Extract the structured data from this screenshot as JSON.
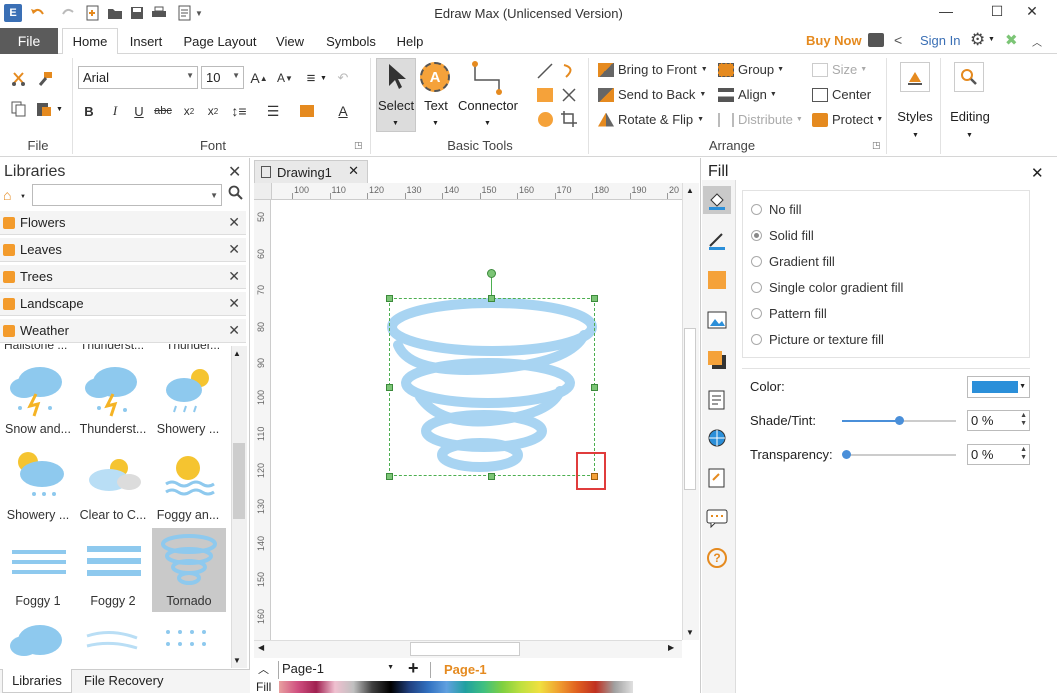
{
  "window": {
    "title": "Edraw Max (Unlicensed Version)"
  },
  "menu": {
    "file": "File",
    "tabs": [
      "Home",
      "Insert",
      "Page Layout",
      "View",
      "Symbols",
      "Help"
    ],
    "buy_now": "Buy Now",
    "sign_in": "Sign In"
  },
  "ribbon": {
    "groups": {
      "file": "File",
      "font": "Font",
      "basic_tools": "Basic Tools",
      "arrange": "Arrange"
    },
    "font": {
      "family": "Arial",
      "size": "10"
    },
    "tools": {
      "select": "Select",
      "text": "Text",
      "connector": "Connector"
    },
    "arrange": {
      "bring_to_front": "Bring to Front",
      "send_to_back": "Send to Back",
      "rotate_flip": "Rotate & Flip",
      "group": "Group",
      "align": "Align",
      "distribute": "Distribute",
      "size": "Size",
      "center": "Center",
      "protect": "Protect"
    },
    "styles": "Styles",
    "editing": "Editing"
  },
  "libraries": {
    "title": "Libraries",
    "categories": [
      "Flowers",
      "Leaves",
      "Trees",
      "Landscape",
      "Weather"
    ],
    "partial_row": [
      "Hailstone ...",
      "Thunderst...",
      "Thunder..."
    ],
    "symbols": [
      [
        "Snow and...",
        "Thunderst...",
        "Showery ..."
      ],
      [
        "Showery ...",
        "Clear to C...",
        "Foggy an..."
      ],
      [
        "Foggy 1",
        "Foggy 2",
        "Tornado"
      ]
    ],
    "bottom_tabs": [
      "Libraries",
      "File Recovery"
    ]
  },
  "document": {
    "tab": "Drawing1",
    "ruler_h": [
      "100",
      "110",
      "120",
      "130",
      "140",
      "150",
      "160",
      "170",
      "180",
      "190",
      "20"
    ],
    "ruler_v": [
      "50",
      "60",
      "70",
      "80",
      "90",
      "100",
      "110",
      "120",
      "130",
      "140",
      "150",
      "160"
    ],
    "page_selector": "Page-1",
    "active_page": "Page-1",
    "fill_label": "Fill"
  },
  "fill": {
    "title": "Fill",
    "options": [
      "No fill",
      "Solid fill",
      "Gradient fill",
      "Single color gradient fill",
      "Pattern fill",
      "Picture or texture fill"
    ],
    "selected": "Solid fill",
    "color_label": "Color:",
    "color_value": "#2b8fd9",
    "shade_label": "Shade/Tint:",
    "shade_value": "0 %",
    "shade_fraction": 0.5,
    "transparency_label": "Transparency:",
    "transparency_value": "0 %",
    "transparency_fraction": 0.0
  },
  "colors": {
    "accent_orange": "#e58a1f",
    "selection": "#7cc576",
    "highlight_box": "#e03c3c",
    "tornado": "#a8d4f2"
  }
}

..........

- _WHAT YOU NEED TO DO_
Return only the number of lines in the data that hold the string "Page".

- _EXERCISE ANSWER_
3